Saved data entries:
⁂

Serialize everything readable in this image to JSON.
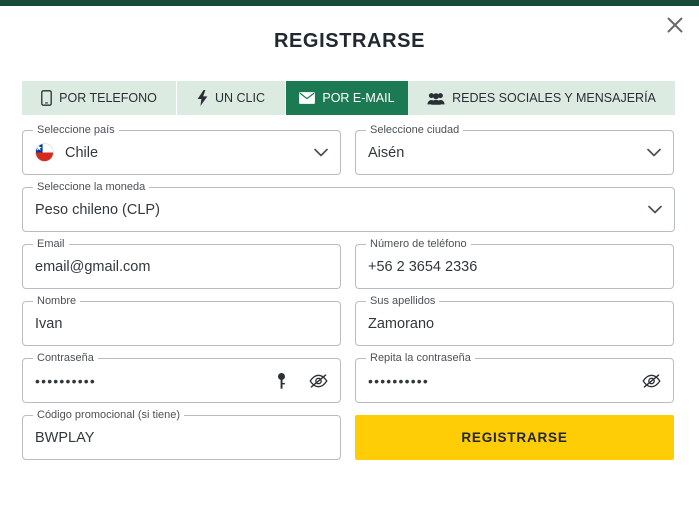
{
  "window": {
    "title": "REGISTRARSE",
    "close_icon": "close-icon",
    "accent_green": "#184A3A",
    "active_tab_green": "#1B7A51",
    "tabs_bg": "#DCEBE2",
    "submit_yellow": "#FFCD05"
  },
  "tabs": [
    {
      "label": "POR TELEFONO",
      "icon": "phone-icon",
      "active": false
    },
    {
      "label": "UN CLIC",
      "icon": "lightning-icon",
      "active": false
    },
    {
      "label": "POR E-MAIL",
      "icon": "envelope-icon",
      "active": true
    },
    {
      "label": "REDES SOCIALES Y MENSAJERÍA",
      "icon": "people-icon",
      "active": false
    }
  ],
  "form": {
    "country": {
      "label": "Seleccione país",
      "value": "Chile",
      "flag": "chile-flag-icon",
      "chevron": "chevron-down-icon"
    },
    "city": {
      "label": "Seleccione ciudad",
      "value": "Aisén",
      "chevron": "chevron-down-icon"
    },
    "currency": {
      "label": "Seleccione la moneda",
      "value": "Peso chileno (CLP)",
      "chevron": "chevron-down-icon"
    },
    "email": {
      "label": "Email",
      "value": "email@gmail.com",
      "placeholder": ""
    },
    "phone": {
      "label": "Número de teléfono",
      "value": "+56  2 3654 2336",
      "placeholder": ""
    },
    "first_name": {
      "label": "Nombre",
      "value": "Ivan",
      "placeholder": ""
    },
    "last_name": {
      "label": "Sus apellidos",
      "value": "Zamorano",
      "placeholder": ""
    },
    "password": {
      "label": "Contraseña",
      "value": "••••••••••",
      "key_icon": "key-icon",
      "eye_icon": "eye-off-icon"
    },
    "password_repeat": {
      "label": "Repita la contraseña",
      "value": "••••••••••",
      "eye_icon": "eye-off-icon"
    },
    "promo": {
      "label": "Código promocional (si tiene)",
      "value": "BWPLAY",
      "placeholder": ""
    },
    "submit": {
      "label": "REGISTRARSE"
    }
  }
}
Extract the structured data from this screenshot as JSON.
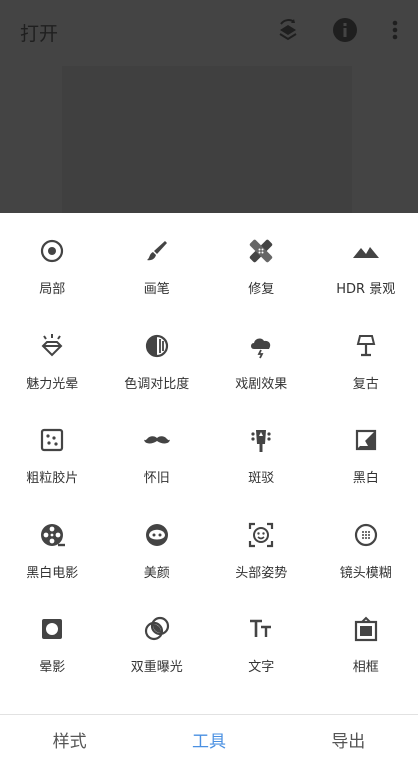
{
  "header": {
    "open_label": "打开",
    "icons": [
      "layers-icon",
      "info-icon",
      "more-vert-icon"
    ]
  },
  "tools": [
    {
      "label": "局部",
      "icon": "target-icon"
    },
    {
      "label": "画笔",
      "icon": "brush-icon"
    },
    {
      "label": "修复",
      "icon": "bandage-icon"
    },
    {
      "label": "HDR 景观",
      "icon": "mountain-icon"
    },
    {
      "label": "魅力光晕",
      "icon": "diamond-glow-icon"
    },
    {
      "label": "色调对比度",
      "icon": "tone-contrast-icon"
    },
    {
      "label": "戏剧效果",
      "icon": "storm-cloud-icon"
    },
    {
      "label": "复古",
      "icon": "lamp-icon"
    },
    {
      "label": "粗粒胶片",
      "icon": "grain-dice-icon"
    },
    {
      "label": "怀旧",
      "icon": "mustache-icon"
    },
    {
      "label": "斑驳",
      "icon": "guitar-head-icon"
    },
    {
      "label": "黑白",
      "icon": "black-white-icon"
    },
    {
      "label": "黑白电影",
      "icon": "film-reel-icon"
    },
    {
      "label": "美颜",
      "icon": "face-icon"
    },
    {
      "label": "头部姿势",
      "icon": "face-pose-icon"
    },
    {
      "label": "镜头模糊",
      "icon": "lens-blur-icon"
    },
    {
      "label": "晕影",
      "icon": "vignette-icon"
    },
    {
      "label": "双重曝光",
      "icon": "double-exposure-icon"
    },
    {
      "label": "文字",
      "icon": "text-icon"
    },
    {
      "label": "相框",
      "icon": "frame-icon"
    }
  ],
  "nav": {
    "tabs": [
      {
        "label": "样式",
        "active": false
      },
      {
        "label": "工具",
        "active": true
      },
      {
        "label": "导出",
        "active": false
      }
    ]
  },
  "colors": {
    "accent": "#4a90e2",
    "icon": "#444444",
    "overlay": "#444444"
  }
}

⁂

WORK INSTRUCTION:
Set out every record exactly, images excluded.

EXERCISE OUTPUT:
Serialize everything readable in this image to JSON.
{
  "window": {
    "title": "REGISTRARSE",
    "close_icon": "close-icon",
    "accent_green": "#184A3A",
    "active_tab_green": "#1B7A51",
    "tabs_bg": "#DCEBE2",
    "submit_yellow": "#FFCD05"
  },
  "tabs": [
    {
      "label": "POR TELEFONO",
      "icon": "phone-icon",
      "active": false
    },
    {
      "label": "UN CLIC",
      "icon": "lightning-icon",
      "active": false
    },
    {
      "label": "POR E-MAIL",
      "icon": "envelope-icon",
      "active": true
    },
    {
      "label": "REDES SOCIALES Y MENSAJERÍA",
      "icon": "people-icon",
      "active": false
    }
  ],
  "form": {
    "country": {
      "label": "Seleccione país",
      "value": "Chile",
      "flag": "chile-flag-icon",
      "chevron": "chevron-down-icon"
    },
    "city": {
      "label": "Seleccione ciudad",
      "value": "Aisén",
      "chevron": "chevron-down-icon"
    },
    "currency": {
      "label": "Seleccione la moneda",
      "value": "Peso chileno (CLP)",
      "chevron": "chevron-down-icon"
    },
    "email": {
      "label": "Email",
      "value": "email@gmail.com",
      "placeholder": ""
    },
    "phone": {
      "label": "Número de teléfono",
      "value": "+56  2 3654 2336",
      "placeholder": ""
    },
    "first_name": {
      "label": "Nombre",
      "value": "Ivan",
      "placeholder": ""
    },
    "last_name": {
      "label": "Sus apellidos",
      "value": "Zamorano",
      "placeholder": ""
    },
    "password": {
      "label": "Contraseña",
      "value": "••••••••••",
      "key_icon": "key-icon",
      "eye_icon": "eye-off-icon"
    },
    "password_repeat": {
      "label": "Repita la contraseña",
      "value": "••••••••••",
      "eye_icon": "eye-off-icon"
    },
    "promo": {
      "label": "Código promocional (si tiene)",
      "value": "BWPLAY",
      "placeholder": ""
    },
    "submit": {
      "label": "REGISTRARSE"
    }
  }
}
Extract the structured data from this screenshot as JSON.
{
  "header": {
    "open_label": "打开",
    "icons": [
      "layers-icon",
      "info-icon",
      "more-vert-icon"
    ]
  },
  "tools": [
    {
      "label": "局部",
      "icon": "target-icon"
    },
    {
      "label": "画笔",
      "icon": "brush-icon"
    },
    {
      "label": "修复",
      "icon": "bandage-icon"
    },
    {
      "label": "HDR 景观",
      "icon": "mountain-icon"
    },
    {
      "label": "魅力光晕",
      "icon": "diamond-glow-icon"
    },
    {
      "label": "色调对比度",
      "icon": "tone-contrast-icon"
    },
    {
      "label": "戏剧效果",
      "icon": "storm-cloud-icon"
    },
    {
      "label": "复古",
      "icon": "lamp-icon"
    },
    {
      "label": "粗粒胶片",
      "icon": "grain-dice-icon"
    },
    {
      "label": "怀旧",
      "icon": "mustache-icon"
    },
    {
      "label": "斑驳",
      "icon": "guitar-head-icon"
    },
    {
      "label": "黑白",
      "icon": "black-white-icon"
    },
    {
      "label": "黑白电影",
      "icon": "film-reel-icon"
    },
    {
      "label": "美颜",
      "icon": "face-icon"
    },
    {
      "label": "头部姿势",
      "icon": "face-pose-icon"
    },
    {
      "label": "镜头模糊",
      "icon": "lens-blur-icon"
    },
    {
      "label": "晕影",
      "icon": "vignette-icon"
    },
    {
      "label": "双重曝光",
      "icon": "double-exposure-icon"
    },
    {
      "label": "文字",
      "icon": "text-icon"
    },
    {
      "label": "相框",
      "icon": "frame-icon"
    }
  ],
  "nav": {
    "tabs": [
      {
        "label": "样式",
        "active": false
      },
      {
        "label": "工具",
        "active": true
      },
      {
        "label": "导出",
        "active": false
      }
    ]
  },
  "colors": {
    "accent": "#4a90e2",
    "icon": "#444444",
    "overlay": "#444444"
  }
}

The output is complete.